Musician Jokes‎ > ‎

Orchestra

Orchestra

When asked by the Pope (I forget which one) what the Catholic Church could do for music, Igor Stravinsky is reputed to have answered without hesitation: "Give us back castrati!"


Three violin manufactures have all done business for years on the same block in the small town of Cremona, Italy. After years of a peaceful co-existence, the Amati shop decided to put a sign in the window saying: "We make the best violins in Italy." The Guarneri shop soon followed suit, and put a sign in their window proclaiming: "We make the best violins in the world." Finally, the Stradivarius family put a sign out at their shop saying: "We make the best violins on the block."


Once there was a violinist who got a gig to play a recital at a mental institution. He played the recital brilliantly, and backstage after the concert, he got a visit from one of the institutionalized patients.

"Oh, the concert you played was just lovely. The Paganini caprice was stunning, the counterpoint in the Bach came out so clearly, and the phrasing in your Debussy was just exquisite!", said the patient.

"Why, thank you," said the musician (thinking this person seemed pretty normal for a institutionalized person). "Are you by chance a musician?"

"Oh yes, I was concertmaster of an orchestra for many years, I've played all of the major concertos: Tchaikowsky, Brahms, Mozart, all the major ones." said the patient.

"Wow, that's impressive," said the violinist. "Did you do recitals as well?"

"Oh yes, I've done all the major sonatas, Bach, Kreisler, Vieuxtemps, all of the major ones," said the patient.

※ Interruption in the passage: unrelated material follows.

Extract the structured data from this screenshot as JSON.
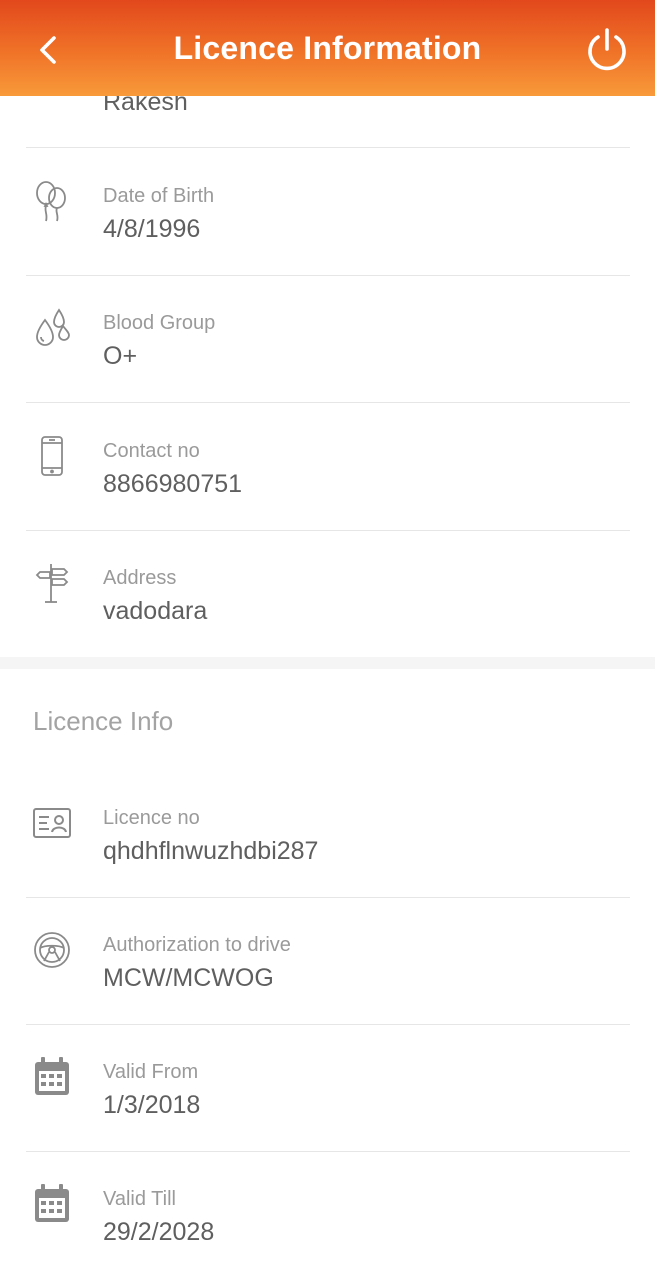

"Wow! Did you ever do chamber music?" asked the violinist.

"Oh yes. Duets, trios, quintets, sextets, all the major repertoire," said the patient.

Puzzled, the violinist asked "Did you ever play string quartets?"

All of the suddenly the patient went berserk and shouted "String quartets!... String quartets!... String quartets!... "


Quite a number of years ago, the Seattle Symphony was doing Beethoven's Symphony No. 9 under the baton of Milton Katims.

Now at this point, you must understand two things:

  1. There's a quite long segment in this symphony where the basses don't have a thing to do. Not a single note for page after page.
  2. There used to be a tavern called Dez's 400, right across the street from the Seattle Opera House, rather favored by local musicians.

It had been decided that during this performance, once the bass players had played their parts in the opening of the symphony, they were to quietly lay down their instruments and leave the stage, rather than sit on thier stools looking and feeling dumb for twenty minutes. Once they got backstage, someone suggested that they trot across the street and quaff a few brews.

When they got there, a European nobleman recognized that they were musicians, and bought them several rounds of drinks. Two of the bassists passed out, and the rest of the section, not to mention the nobleman, were rather drunk. Finally, one of them looked at his watch and exclaimed, "Look at the time! We'll be late!"

The remaining bassists tried in vain to wake up their section mates, but finally those who were still conscious had to give up and run across the street to the Opera House.

While they were on their way in, the bassist who suggested this excursion in the first place said, "I think we'll still have enough time--I anticipated that something like this could happen, so I tied a string around the last pages of the score. When he gets down to there, Milton's going to have to slow the tempo way down while he waves the baton with one hand and fumbles with the string with the other."

Sure enough, when they got back to the stage they hadn't missed their entrance, but one look at their conductor's face told them they were still in serious trouble. Katims was furious! After all...

It was the bottom of the Ninth,
the basses were loaded,
the score was tied,
there were two men out,
and the Count was full.

Comments